#### [What to work on]
Work out how many lines below contain the word "grade". Only the number is wanted.

#### [Input for this task]
■ ■ ■ ■

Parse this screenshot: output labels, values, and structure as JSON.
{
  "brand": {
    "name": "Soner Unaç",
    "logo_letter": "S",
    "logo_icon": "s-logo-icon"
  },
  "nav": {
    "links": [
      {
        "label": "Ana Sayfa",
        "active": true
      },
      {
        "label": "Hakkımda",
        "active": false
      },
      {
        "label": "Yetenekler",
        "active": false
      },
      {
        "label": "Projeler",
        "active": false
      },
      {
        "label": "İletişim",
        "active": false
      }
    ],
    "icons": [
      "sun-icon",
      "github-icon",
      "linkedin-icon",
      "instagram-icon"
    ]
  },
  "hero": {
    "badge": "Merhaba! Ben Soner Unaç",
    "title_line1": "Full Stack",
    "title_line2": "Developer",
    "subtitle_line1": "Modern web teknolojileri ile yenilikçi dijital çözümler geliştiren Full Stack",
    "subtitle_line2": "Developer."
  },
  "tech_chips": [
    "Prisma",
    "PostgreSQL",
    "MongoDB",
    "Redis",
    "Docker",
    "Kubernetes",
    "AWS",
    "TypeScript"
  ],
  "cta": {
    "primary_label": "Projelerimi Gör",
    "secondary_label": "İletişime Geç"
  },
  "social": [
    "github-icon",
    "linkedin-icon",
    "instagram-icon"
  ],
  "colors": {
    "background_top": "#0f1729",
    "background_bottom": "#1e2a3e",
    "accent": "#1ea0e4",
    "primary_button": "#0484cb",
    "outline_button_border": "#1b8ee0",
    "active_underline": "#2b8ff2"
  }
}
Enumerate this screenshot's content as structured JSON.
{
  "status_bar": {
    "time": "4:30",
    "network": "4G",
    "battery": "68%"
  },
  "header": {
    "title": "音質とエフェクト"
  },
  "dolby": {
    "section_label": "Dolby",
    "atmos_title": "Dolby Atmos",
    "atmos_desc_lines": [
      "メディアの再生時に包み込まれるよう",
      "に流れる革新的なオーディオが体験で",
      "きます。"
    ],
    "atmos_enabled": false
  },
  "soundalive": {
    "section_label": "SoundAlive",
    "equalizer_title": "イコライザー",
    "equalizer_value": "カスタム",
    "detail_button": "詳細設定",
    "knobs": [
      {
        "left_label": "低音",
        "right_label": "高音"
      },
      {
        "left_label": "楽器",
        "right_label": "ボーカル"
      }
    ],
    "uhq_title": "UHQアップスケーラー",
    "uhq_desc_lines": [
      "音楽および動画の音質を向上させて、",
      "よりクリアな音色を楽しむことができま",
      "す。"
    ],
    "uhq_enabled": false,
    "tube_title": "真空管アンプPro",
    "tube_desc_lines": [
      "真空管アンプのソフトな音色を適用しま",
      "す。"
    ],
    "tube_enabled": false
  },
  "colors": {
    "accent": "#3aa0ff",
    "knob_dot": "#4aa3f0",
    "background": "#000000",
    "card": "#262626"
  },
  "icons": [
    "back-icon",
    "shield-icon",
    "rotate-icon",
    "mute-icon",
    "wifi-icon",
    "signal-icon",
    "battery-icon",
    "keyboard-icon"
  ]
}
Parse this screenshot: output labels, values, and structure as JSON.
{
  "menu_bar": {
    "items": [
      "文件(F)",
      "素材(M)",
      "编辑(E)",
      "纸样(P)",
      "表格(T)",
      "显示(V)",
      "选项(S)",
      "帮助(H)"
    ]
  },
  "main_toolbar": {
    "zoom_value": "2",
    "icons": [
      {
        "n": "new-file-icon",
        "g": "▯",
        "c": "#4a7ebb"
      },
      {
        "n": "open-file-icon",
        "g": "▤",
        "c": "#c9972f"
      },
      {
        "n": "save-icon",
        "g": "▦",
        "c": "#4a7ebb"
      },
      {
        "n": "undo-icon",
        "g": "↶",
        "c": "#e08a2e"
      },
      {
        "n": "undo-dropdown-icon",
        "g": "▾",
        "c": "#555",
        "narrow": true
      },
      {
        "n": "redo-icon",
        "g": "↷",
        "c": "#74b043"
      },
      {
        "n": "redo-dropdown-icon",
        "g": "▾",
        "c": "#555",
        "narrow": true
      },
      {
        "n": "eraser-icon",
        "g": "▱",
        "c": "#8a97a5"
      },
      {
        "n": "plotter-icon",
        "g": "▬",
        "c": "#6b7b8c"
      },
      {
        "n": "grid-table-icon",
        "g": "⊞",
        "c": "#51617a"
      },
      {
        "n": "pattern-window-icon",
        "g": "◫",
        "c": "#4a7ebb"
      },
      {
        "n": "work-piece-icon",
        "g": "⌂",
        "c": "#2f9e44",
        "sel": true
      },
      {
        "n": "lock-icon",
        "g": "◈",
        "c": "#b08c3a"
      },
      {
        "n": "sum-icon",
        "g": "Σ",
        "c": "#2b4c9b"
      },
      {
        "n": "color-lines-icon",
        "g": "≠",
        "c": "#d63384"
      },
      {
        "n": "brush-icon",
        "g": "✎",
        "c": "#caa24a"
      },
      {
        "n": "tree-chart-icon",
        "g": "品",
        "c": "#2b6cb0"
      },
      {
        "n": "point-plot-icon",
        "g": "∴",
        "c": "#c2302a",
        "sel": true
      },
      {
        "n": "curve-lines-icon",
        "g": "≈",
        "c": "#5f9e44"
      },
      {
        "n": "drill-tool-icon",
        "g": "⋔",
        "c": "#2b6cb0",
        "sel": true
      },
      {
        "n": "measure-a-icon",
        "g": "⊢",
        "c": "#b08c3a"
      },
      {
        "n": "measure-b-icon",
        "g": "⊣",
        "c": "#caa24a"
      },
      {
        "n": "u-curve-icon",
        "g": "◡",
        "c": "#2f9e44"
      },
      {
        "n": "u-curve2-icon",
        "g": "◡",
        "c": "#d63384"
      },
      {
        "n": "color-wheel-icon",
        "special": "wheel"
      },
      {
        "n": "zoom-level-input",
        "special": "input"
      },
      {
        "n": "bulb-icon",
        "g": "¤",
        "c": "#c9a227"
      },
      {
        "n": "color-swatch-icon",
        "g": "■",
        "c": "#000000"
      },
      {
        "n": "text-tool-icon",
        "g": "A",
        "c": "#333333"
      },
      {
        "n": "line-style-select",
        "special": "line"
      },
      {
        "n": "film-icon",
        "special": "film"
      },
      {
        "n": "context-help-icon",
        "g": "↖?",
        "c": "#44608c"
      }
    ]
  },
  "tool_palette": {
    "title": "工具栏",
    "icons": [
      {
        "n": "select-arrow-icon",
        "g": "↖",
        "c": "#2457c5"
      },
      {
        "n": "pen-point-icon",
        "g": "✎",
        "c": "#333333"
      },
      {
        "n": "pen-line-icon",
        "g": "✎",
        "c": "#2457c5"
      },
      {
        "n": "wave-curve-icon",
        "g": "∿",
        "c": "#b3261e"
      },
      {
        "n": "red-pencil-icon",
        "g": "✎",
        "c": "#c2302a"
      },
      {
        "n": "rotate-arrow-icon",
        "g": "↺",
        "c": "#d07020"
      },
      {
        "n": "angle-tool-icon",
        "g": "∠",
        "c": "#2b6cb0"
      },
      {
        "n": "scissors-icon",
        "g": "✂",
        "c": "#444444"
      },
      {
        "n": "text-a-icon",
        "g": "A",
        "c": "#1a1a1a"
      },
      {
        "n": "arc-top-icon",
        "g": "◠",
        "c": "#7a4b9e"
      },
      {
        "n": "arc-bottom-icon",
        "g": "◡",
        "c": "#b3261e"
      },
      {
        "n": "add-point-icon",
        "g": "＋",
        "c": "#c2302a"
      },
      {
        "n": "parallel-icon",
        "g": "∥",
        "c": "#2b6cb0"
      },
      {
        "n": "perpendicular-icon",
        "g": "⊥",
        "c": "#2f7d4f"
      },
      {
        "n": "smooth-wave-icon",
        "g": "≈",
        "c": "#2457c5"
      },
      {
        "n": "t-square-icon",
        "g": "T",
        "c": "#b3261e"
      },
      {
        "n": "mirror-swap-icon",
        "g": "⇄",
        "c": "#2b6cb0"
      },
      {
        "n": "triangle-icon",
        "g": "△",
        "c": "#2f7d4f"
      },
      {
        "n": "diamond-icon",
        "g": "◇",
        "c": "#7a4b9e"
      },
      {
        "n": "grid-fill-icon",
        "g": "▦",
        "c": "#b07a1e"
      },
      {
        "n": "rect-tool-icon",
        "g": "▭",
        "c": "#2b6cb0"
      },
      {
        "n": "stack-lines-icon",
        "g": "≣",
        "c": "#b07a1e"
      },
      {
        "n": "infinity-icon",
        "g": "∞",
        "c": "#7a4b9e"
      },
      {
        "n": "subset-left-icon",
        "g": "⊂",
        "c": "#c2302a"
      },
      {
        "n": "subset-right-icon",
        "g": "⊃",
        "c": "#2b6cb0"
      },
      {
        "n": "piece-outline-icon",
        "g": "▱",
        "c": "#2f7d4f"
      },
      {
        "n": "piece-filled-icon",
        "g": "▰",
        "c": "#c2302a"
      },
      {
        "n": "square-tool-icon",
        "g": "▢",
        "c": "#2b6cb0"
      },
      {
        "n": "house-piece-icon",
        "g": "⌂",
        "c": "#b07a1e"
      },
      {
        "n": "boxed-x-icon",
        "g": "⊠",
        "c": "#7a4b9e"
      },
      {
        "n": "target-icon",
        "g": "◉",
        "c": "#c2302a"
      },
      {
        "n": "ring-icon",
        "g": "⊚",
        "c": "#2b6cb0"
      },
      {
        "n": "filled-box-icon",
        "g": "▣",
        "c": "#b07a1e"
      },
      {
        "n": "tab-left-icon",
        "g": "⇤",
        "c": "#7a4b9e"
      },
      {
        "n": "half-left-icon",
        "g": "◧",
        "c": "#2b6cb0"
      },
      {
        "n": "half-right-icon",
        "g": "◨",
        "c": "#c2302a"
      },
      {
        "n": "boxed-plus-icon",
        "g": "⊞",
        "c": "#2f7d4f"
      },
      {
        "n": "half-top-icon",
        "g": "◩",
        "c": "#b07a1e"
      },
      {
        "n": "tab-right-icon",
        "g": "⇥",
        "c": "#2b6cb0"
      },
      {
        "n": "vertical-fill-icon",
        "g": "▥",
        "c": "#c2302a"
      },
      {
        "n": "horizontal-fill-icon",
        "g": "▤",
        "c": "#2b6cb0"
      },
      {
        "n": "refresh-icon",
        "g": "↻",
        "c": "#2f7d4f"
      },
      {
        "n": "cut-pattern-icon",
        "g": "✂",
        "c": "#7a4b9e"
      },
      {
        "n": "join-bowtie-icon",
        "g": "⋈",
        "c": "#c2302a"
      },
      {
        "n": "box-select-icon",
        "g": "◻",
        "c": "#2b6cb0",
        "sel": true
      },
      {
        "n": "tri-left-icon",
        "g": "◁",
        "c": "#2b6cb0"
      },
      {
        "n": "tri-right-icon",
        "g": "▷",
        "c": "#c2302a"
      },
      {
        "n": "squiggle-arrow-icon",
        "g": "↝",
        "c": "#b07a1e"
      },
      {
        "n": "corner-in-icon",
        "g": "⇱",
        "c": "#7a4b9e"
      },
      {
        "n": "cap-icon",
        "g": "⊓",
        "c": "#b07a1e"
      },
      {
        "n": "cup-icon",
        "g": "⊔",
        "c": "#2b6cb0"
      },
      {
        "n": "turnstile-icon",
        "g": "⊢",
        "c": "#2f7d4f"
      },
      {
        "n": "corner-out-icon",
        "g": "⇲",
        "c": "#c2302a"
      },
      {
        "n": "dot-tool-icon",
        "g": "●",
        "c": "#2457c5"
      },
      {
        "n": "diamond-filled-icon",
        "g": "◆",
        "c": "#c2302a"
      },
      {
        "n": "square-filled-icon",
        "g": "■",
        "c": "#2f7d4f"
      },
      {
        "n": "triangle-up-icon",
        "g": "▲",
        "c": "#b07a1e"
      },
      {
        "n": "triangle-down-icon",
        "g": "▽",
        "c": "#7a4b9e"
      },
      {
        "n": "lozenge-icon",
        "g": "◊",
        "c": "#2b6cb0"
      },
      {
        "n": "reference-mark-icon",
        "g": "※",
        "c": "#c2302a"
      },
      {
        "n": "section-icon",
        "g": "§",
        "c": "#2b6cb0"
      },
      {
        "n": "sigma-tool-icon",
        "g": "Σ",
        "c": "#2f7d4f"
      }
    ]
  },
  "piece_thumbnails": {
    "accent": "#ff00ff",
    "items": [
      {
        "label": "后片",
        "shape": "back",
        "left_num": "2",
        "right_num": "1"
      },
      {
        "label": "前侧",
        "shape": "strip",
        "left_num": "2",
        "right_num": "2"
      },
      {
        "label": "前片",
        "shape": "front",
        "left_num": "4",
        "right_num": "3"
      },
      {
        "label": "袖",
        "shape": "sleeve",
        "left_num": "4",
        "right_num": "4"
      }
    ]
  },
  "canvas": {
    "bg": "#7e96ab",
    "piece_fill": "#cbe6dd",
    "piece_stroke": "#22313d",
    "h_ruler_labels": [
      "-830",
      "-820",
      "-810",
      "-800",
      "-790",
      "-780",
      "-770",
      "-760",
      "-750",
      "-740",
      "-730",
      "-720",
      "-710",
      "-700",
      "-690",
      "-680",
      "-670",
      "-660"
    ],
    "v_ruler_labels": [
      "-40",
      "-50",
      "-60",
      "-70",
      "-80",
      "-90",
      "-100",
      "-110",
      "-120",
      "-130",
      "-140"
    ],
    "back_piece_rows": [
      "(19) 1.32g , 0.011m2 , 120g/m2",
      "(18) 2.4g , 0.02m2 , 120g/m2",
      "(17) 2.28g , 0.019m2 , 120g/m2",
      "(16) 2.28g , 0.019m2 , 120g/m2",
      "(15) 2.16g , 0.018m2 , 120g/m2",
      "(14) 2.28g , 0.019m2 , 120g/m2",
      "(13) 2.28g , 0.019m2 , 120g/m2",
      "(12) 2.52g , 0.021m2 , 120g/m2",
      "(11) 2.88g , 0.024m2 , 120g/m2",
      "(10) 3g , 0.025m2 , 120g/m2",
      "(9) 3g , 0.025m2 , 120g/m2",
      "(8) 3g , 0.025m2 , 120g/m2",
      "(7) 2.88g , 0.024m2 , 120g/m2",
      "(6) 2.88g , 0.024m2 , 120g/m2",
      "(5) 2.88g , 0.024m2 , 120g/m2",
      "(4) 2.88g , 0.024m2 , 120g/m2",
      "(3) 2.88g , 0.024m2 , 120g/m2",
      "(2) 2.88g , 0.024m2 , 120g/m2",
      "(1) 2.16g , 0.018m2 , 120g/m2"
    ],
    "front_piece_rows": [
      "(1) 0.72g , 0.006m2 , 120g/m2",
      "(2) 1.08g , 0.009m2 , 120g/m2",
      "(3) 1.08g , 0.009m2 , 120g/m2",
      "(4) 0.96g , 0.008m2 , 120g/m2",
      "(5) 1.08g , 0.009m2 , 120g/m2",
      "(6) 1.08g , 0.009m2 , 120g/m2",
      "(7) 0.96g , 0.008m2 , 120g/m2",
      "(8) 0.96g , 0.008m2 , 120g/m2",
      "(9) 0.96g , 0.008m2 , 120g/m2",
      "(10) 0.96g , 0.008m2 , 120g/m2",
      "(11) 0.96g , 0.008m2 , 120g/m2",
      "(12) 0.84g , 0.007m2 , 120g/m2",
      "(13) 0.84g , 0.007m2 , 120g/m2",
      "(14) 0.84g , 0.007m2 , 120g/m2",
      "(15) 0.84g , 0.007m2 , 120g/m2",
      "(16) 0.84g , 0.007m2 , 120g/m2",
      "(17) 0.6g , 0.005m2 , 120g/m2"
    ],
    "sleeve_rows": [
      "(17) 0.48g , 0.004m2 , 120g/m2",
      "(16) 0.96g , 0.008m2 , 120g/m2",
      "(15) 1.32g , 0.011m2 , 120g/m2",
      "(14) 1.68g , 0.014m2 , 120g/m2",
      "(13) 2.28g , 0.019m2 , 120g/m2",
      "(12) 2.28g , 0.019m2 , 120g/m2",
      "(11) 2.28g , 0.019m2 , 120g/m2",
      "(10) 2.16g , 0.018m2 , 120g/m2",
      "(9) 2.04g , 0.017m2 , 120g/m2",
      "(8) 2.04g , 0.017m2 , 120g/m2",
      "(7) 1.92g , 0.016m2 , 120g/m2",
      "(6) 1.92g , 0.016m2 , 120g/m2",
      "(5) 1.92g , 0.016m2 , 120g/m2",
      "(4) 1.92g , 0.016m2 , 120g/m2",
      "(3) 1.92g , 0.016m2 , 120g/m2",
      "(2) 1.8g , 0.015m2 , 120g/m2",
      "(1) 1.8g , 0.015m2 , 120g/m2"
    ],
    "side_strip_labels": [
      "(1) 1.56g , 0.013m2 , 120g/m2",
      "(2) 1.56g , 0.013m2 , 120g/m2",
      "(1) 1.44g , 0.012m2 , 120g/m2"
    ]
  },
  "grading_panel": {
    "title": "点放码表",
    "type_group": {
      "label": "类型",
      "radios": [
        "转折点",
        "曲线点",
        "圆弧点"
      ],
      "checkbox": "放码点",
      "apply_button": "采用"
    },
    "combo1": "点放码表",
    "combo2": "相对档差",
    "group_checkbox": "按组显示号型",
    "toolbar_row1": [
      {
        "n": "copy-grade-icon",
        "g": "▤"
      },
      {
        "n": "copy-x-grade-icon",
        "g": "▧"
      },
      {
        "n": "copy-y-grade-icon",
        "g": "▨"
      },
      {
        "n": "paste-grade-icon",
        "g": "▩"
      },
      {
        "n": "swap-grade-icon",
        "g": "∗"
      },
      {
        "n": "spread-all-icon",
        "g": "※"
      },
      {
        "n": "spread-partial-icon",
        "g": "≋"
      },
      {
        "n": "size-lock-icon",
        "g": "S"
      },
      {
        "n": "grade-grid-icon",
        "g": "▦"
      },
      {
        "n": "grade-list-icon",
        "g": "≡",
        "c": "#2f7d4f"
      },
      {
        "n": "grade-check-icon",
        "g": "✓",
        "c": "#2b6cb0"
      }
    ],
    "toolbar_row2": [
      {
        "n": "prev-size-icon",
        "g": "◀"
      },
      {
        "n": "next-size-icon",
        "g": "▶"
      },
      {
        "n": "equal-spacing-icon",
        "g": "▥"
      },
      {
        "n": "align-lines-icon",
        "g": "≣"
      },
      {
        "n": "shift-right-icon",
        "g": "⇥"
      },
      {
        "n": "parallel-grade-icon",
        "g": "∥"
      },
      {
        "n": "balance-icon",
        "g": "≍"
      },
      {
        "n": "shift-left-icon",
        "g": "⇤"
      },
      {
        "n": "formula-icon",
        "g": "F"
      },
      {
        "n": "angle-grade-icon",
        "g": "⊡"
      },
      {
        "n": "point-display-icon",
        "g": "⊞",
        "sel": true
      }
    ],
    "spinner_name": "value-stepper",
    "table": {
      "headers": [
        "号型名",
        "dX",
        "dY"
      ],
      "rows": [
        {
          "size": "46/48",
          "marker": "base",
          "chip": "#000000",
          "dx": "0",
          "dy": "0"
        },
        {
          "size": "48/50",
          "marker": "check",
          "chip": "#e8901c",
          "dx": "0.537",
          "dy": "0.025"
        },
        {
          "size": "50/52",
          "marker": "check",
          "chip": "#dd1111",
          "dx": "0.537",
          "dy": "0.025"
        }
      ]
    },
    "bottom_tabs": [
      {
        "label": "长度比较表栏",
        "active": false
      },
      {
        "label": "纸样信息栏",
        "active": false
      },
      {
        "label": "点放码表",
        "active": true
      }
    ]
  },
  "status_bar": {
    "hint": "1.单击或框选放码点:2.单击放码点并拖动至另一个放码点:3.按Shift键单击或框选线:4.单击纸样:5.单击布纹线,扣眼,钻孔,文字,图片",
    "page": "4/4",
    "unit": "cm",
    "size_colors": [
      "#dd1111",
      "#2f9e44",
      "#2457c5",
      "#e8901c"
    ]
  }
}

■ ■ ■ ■

#### [Response to the exercise]
10